    The Safe Pick: David Yankey, G, Stanford: Yankey has been the anchor on Stanford's exceptional offensive line this season, and has experience at guard and tackle. But he fits best at guard and will start right away.

    The Project: Xavier Su'a-Filo, G, UCLA: Su'a-Filo was a starter at left tackle before leaving for two years to go on his Mormon mission. Upon returning this year, he started the year at guard but has switched back a little because of injuries and has been exposed a bit.

    The Wild Card: La'el Collins, G, LSU: I know Collins has played left tackle this season, but the true junior was dominant as a guard in 2012 and may fit better there. His stock (and NFL impact) could be determined by what team takes him and where they play him. 
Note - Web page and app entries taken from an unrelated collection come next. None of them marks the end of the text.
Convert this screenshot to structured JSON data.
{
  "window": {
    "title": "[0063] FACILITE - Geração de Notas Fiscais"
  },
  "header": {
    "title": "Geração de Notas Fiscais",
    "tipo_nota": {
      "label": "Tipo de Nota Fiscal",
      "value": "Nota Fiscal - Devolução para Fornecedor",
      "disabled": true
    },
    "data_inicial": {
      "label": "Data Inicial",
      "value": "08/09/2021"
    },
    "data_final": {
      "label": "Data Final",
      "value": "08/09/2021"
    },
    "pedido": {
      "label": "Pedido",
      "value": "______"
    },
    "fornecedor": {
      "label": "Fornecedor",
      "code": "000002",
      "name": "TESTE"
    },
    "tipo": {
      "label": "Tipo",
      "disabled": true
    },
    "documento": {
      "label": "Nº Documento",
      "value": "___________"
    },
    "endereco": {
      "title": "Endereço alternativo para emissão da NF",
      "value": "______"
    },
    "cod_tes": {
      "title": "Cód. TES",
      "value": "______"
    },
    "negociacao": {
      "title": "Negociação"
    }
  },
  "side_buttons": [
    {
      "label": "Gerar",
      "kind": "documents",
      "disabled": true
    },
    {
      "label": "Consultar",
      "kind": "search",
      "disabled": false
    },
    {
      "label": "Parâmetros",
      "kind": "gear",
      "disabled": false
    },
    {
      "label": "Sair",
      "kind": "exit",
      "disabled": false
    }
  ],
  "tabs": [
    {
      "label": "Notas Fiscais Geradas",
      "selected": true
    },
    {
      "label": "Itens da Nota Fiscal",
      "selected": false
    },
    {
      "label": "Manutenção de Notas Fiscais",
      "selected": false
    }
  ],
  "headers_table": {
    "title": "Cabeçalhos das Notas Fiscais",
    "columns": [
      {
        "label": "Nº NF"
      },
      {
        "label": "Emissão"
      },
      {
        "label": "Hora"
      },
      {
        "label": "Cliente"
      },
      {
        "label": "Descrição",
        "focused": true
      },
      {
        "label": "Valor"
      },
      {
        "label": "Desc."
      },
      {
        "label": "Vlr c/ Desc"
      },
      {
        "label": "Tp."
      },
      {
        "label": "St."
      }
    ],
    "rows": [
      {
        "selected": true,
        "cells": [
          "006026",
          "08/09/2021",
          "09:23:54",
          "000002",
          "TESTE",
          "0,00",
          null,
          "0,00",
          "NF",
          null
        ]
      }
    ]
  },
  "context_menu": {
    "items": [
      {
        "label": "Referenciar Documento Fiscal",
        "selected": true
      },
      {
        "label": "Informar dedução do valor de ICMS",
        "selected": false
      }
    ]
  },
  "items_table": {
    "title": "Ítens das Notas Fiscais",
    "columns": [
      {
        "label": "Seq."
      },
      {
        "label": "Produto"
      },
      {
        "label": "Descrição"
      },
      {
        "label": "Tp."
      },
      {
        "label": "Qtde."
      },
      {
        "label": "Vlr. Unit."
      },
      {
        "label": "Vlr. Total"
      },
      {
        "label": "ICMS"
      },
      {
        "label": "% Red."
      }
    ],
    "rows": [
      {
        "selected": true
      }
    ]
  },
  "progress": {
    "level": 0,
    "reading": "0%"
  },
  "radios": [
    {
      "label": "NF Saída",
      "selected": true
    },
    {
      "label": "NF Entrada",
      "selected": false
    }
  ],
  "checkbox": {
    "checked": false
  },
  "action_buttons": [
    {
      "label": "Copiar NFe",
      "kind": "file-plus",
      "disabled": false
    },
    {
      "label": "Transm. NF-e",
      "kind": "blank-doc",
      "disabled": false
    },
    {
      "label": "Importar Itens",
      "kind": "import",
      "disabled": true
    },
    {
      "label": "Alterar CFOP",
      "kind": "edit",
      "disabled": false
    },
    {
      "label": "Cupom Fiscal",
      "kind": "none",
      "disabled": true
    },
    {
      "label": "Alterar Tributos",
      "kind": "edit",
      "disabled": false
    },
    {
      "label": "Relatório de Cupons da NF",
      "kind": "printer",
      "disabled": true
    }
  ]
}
    The Dark Horse: Weston Richburg, C, Colorado State: Richburg doesn't get any attention at Colorado State, but he has a chance to be the first center taken.